Exercise input Block Start
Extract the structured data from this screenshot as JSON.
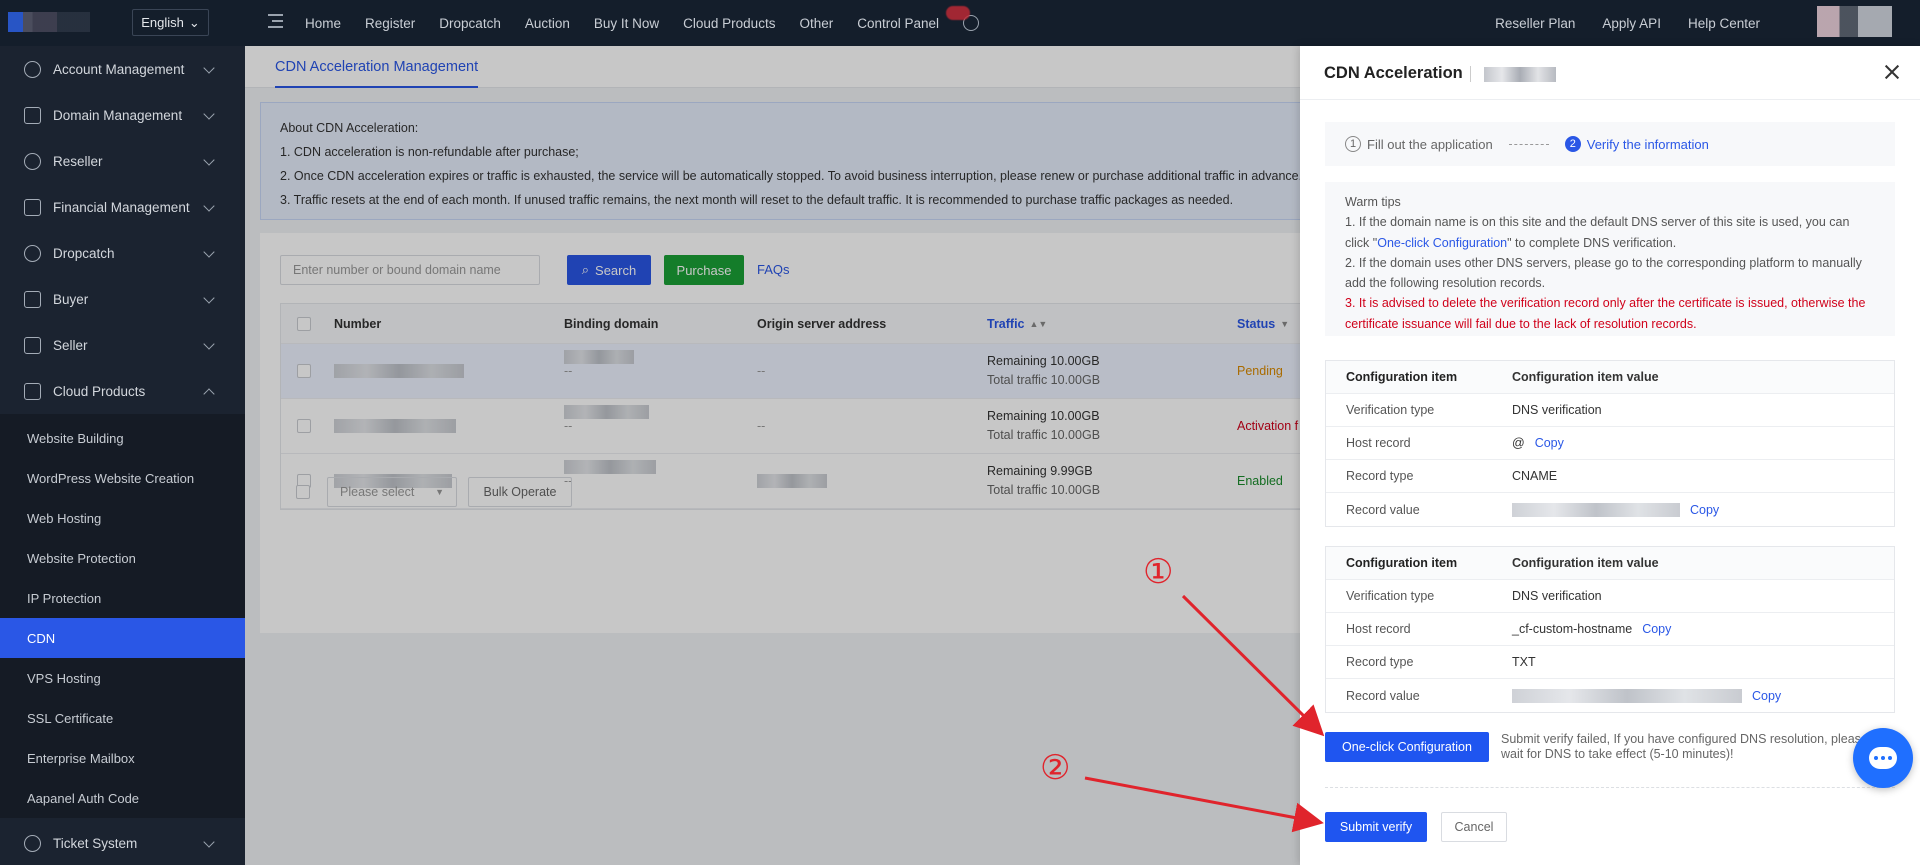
{
  "topbar": {
    "language": "English",
    "nav": [
      "Home",
      "Register",
      "Dropcatch",
      "Auction",
      "Buy It Now",
      "Cloud Products",
      "Other",
      "Control Panel"
    ],
    "right_nav": [
      "Reseller Plan",
      "Apply API",
      "Help Center"
    ]
  },
  "sidebar": {
    "groups": [
      {
        "label": "Account Management",
        "icon": "user-icon"
      },
      {
        "label": "Domain Management",
        "icon": "layers-icon"
      },
      {
        "label": "Reseller",
        "icon": "reseller-icon"
      },
      {
        "label": "Financial Management",
        "icon": "finance-icon"
      },
      {
        "label": "Dropcatch",
        "icon": "clock-icon"
      },
      {
        "label": "Buyer",
        "icon": "cart-icon"
      },
      {
        "label": "Seller",
        "icon": "seller-icon"
      },
      {
        "label": "Cloud Products",
        "icon": "cloud-icon"
      }
    ],
    "cloud_items": [
      "Website Building",
      "WordPress Website Creation",
      "Web Hosting",
      "Website Protection",
      "IP Protection",
      "CDN",
      "VPS Hosting",
      "SSL Certificate",
      "Enterprise Mailbox",
      "Aapanel Auth Code"
    ],
    "active_item": "CDN",
    "bottom_group": {
      "label": "Ticket System",
      "icon": "question-icon"
    }
  },
  "main": {
    "tab": "CDN Acceleration Management",
    "info": {
      "title": "About CDN Acceleration:",
      "lines": [
        "1. CDN acceleration is non-refundable after purchase;",
        "2. Once CDN acceleration expires or traffic is exhausted, the service will be automatically stopped. To avoid business interruption, please renew or purchase additional traffic in advance.",
        "3. Traffic resets at the end of each month. If unused traffic remains, the next month will reset to the default traffic. It is recommended to purchase traffic packages as needed."
      ]
    },
    "search_placeholder": "Enter number or bound domain name",
    "search_label": "Search",
    "purchase_label": "Purchase",
    "faq_label": "FAQs",
    "table": {
      "headers": [
        "Number",
        "Binding domain",
        "Origin server address",
        "Traffic",
        "Status"
      ],
      "rows": [
        {
          "sub": "--",
          "origin": "--",
          "remaining": "Remaining 10.00GB",
          "total": "Total traffic 10.00GB",
          "status": "Pending"
        },
        {
          "sub": "--",
          "origin": "--",
          "remaining": "Remaining 10.00GB",
          "total": "Total traffic 10.00GB",
          "status": "Activation f"
        },
        {
          "sub": "--",
          "origin": "",
          "remaining": "Remaining 9.99GB",
          "total": "Total traffic 10.00GB",
          "status": "Enabled"
        }
      ]
    },
    "bulk": {
      "select_placeholder": "Please select",
      "bulk_label": "Bulk Operate"
    }
  },
  "drawer": {
    "title": "CDN Acceleration",
    "steps": [
      {
        "num": "1",
        "label": "Fill out the application"
      },
      {
        "num": "2",
        "label": "Verify the information"
      }
    ],
    "tips": {
      "title": "Warm tips",
      "line1_a": "1. If the domain name is on this site and the default DNS server of this site is used, you can click \"",
      "line1_link": "One-click Configuration",
      "line1_b": "\" to complete DNS verification.",
      "line2": "2. If the domain uses other DNS servers, please go to the corresponding platform to manually add the following resolution records.",
      "line3": "3. It is advised to delete the verification record only after the certificate is issued, otherwise the certificate issuance will fail due to the lack of resolution records."
    },
    "cfg_header": {
      "key": "Configuration item",
      "value": "Configuration item value"
    },
    "cfg1": [
      {
        "key": "Verification type",
        "value": "DNS verification"
      },
      {
        "key": "Host record",
        "value": "@",
        "copy": "Copy"
      },
      {
        "key": "Record type",
        "value": "CNAME"
      },
      {
        "key": "Record value",
        "value": "",
        "copy": "Copy"
      }
    ],
    "cfg2": [
      {
        "key": "Verification type",
        "value": "DNS verification"
      },
      {
        "key": "Host record",
        "value": "_cf-custom-hostname",
        "copy": "Copy"
      },
      {
        "key": "Record type",
        "value": "TXT"
      },
      {
        "key": "Record value",
        "value": "",
        "copy": "Copy"
      }
    ],
    "oneclick_label": "One-click Configuration",
    "verify_msg": "Submit verify failed, If you have configured DNS resolution, please wait for DNS to take effect (5-10 minutes)!",
    "submit_label": "Submit verify",
    "cancel_label": "Cancel"
  },
  "annotations": {
    "one": "①",
    "two": "②",
    "color": "#e0242c"
  }
}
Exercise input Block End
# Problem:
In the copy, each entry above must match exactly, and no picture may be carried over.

# The completed task:
Extract the structured data from this screenshot as JSON.
{
  "topbar": {
    "language": "English",
    "nav": [
      "Home",
      "Register",
      "Dropcatch",
      "Auction",
      "Buy It Now",
      "Cloud Products",
      "Other",
      "Control Panel"
    ],
    "right_nav": [
      "Reseller Plan",
      "Apply API",
      "Help Center"
    ]
  },
  "sidebar": {
    "groups": [
      {
        "label": "Account Management",
        "icon": "user-icon"
      },
      {
        "label": "Domain Management",
        "icon": "layers-icon"
      },
      {
        "label": "Reseller",
        "icon": "reseller-icon"
      },
      {
        "label": "Financial Management",
        "icon": "finance-icon"
      },
      {
        "label": "Dropcatch",
        "icon": "clock-icon"
      },
      {
        "label": "Buyer",
        "icon": "cart-icon"
      },
      {
        "label": "Seller",
        "icon": "seller-icon"
      },
      {
        "label": "Cloud Products",
        "icon": "cloud-icon"
      }
    ],
    "cloud_items": [
      "Website Building",
      "WordPress Website Creation",
      "Web Hosting",
      "Website Protection",
      "IP Protection",
      "CDN",
      "VPS Hosting",
      "SSL Certificate",
      "Enterprise Mailbox",
      "Aapanel Auth Code"
    ],
    "active_item": "CDN",
    "bottom_group": {
      "label": "Ticket System",
      "icon": "question-icon"
    }
  },
  "main": {
    "tab": "CDN Acceleration Management",
    "info": {
      "title": "About CDN Acceleration:",
      "lines": [
        "1. CDN acceleration is non-refundable after purchase;",
        "2. Once CDN acceleration expires or traffic is exhausted, the service will be automatically stopped. To avoid business interruption, please renew or purchase additional traffic in advance.",
        "3. Traffic resets at the end of each month. If unused traffic remains, the next month will reset to the default traffic. It is recommended to purchase traffic packages as needed."
      ]
    },
    "search_placeholder": "Enter number or bound domain name",
    "search_label": "Search",
    "purchase_label": "Purchase",
    "faq_label": "FAQs",
    "table": {
      "headers": [
        "Number",
        "Binding domain",
        "Origin server address",
        "Traffic",
        "Status"
      ],
      "rows": [
        {
          "sub": "--",
          "origin": "--",
          "remaining": "Remaining 10.00GB",
          "total": "Total traffic 10.00GB",
          "status": "Pending"
        },
        {
          "sub": "--",
          "origin": "--",
          "remaining": "Remaining 10.00GB",
          "total": "Total traffic 10.00GB",
          "status": "Activation f"
        },
        {
          "sub": "--",
          "origin": "",
          "remaining": "Remaining 9.99GB",
          "total": "Total traffic 10.00GB",
          "status": "Enabled"
        }
      ]
    },
    "bulk": {
      "select_placeholder": "Please select",
      "bulk_label": "Bulk Operate"
    }
  },
  "drawer": {
    "title": "CDN Acceleration",
    "steps": [
      {
        "num": "1",
        "label": "Fill out the application"
      },
      {
        "num": "2",
        "label": "Verify the information"
      }
    ],
    "tips": {
      "title": "Warm tips",
      "line1_a": "1. If the domain name is on this site and the default DNS server of this site is used, you can click \"",
      "line1_link": "One-click Configuration",
      "line1_b": "\" to complete DNS verification.",
      "line2": "2. If the domain uses other DNS servers, please go to the corresponding platform to manually add the following resolution records.",
      "line3": "3. It is advised to delete the verification record only after the certificate is issued, otherwise the certificate issuance will fail due to the lack of resolution records."
    },
    "cfg_header": {
      "key": "Configuration item",
      "value": "Configuration item value"
    },
    "cfg1": [
      {
        "key": "Verification type",
        "value": "DNS verification"
      },
      {
        "key": "Host record",
        "value": "@",
        "copy": "Copy"
      },
      {
        "key": "Record type",
        "value": "CNAME"
      },
      {
        "key": "Record value",
        "value": "",
        "copy": "Copy"
      }
    ],
    "cfg2": [
      {
        "key": "Verification type",
        "value": "DNS verification"
      },
      {
        "key": "Host record",
        "value": "_cf-custom-hostname",
        "copy": "Copy"
      },
      {
        "key": "Record type",
        "value": "TXT"
      },
      {
        "key": "Record value",
        "value": "",
        "copy": "Copy"
      }
    ],
    "oneclick_label": "One-click Configuration",
    "verify_msg": "Submit verify failed, If you have configured DNS resolution, please wait for DNS to take effect (5-10 minutes)!",
    "submit_label": "Submit verify",
    "cancel_label": "Cancel"
  },
  "annotations": {
    "one": "①",
    "two": "②",
    "color": "#e0242c"
  }
}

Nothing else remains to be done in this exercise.